■ **Problem statement**:
The copy you return must begin at the line containing "What data populates" and end at the final line of the listing below, with every picture left out.
---- Dataset
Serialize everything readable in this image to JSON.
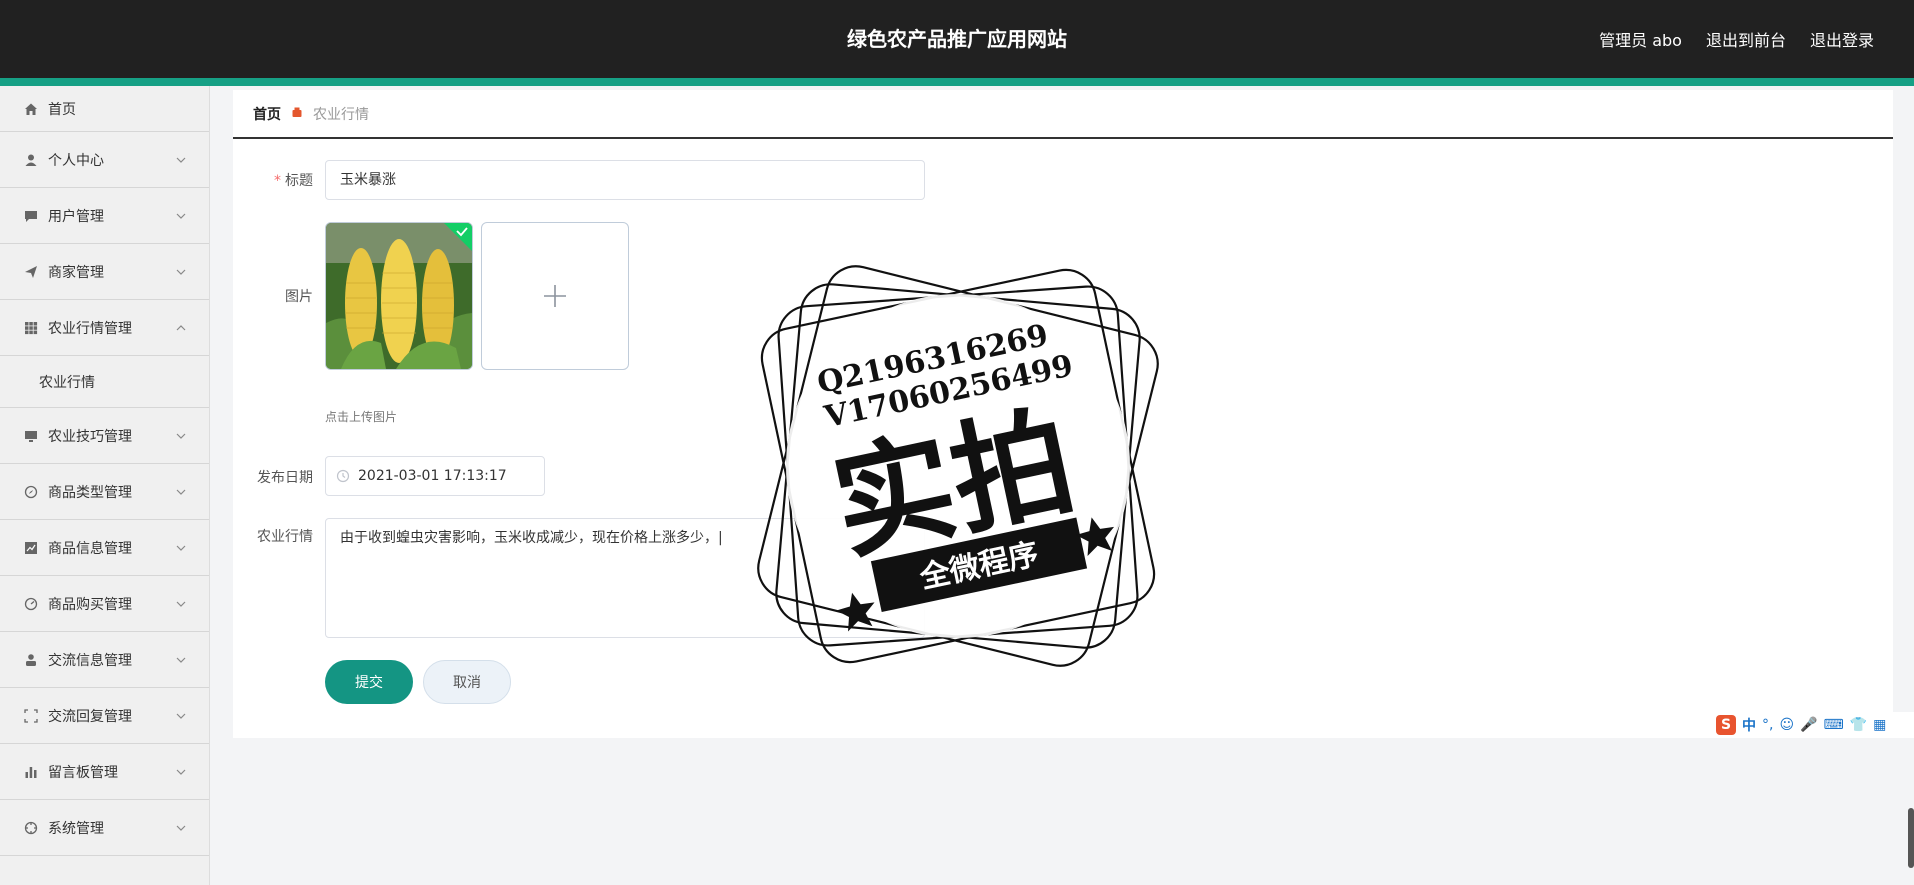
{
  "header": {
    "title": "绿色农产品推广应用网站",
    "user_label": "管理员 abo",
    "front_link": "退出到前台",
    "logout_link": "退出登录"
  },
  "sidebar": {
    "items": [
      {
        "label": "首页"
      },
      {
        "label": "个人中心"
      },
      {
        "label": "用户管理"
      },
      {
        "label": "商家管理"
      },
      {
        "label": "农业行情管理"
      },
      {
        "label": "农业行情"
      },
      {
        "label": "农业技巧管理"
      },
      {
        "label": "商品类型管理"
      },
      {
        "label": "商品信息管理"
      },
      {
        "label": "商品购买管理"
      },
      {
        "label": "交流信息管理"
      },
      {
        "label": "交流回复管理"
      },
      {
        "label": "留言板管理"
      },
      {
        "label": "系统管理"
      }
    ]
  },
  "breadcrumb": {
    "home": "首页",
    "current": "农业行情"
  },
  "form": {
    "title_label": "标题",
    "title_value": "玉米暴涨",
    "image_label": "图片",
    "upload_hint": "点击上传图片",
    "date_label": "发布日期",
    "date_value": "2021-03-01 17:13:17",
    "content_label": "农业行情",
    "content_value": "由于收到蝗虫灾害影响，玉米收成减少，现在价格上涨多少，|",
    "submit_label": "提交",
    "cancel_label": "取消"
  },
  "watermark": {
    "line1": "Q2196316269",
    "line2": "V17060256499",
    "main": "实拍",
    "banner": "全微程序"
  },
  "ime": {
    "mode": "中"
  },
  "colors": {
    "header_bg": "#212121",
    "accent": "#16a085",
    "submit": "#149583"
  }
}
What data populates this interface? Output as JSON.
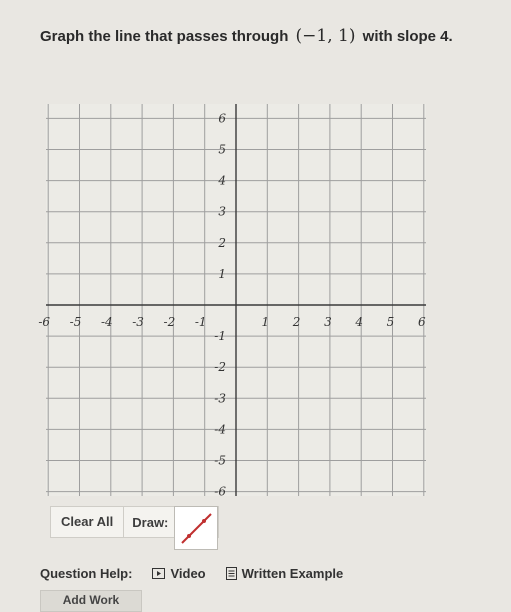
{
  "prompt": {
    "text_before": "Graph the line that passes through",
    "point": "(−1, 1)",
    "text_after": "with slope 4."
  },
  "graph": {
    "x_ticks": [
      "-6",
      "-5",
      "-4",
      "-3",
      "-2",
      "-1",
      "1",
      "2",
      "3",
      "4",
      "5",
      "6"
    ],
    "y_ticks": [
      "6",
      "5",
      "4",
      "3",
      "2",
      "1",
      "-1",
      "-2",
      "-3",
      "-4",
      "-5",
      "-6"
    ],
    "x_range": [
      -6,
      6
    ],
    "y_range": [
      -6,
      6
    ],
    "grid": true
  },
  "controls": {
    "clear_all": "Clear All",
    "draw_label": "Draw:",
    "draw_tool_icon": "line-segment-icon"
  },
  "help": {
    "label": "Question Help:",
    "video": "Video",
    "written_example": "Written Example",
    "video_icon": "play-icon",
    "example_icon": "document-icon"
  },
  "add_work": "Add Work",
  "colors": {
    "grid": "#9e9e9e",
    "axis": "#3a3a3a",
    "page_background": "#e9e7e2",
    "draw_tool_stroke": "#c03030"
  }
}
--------
■ **Written answer**:
What data populates this interface? Output as JSON.
{
  "prompt": {
    "text_before": "Graph the line that passes through",
    "point": "(−1, 1)",
    "text_after": "with slope 4."
  },
  "graph": {
    "x_ticks": [
      "-6",
      "-5",
      "-4",
      "-3",
      "-2",
      "-1",
      "1",
      "2",
      "3",
      "4",
      "5",
      "6"
    ],
    "y_ticks": [
      "6",
      "5",
      "4",
      "3",
      "2",
      "1",
      "-1",
      "-2",
      "-3",
      "-4",
      "-5",
      "-6"
    ],
    "x_range": [
      -6,
      6
    ],
    "y_range": [
      -6,
      6
    ],
    "grid": true
  },
  "controls": {
    "clear_all": "Clear All",
    "draw_label": "Draw:",
    "draw_tool_icon": "line-segment-icon"
  },
  "help": {
    "label": "Question Help:",
    "video": "Video",
    "written_example": "Written Example",
    "video_icon": "play-icon",
    "example_icon": "document-icon"
  },
  "add_work": "Add Work",
  "colors": {
    "grid": "#9e9e9e",
    "axis": "#3a3a3a",
    "page_background": "#e9e7e2",
    "draw_tool_stroke": "#c03030"
  }
}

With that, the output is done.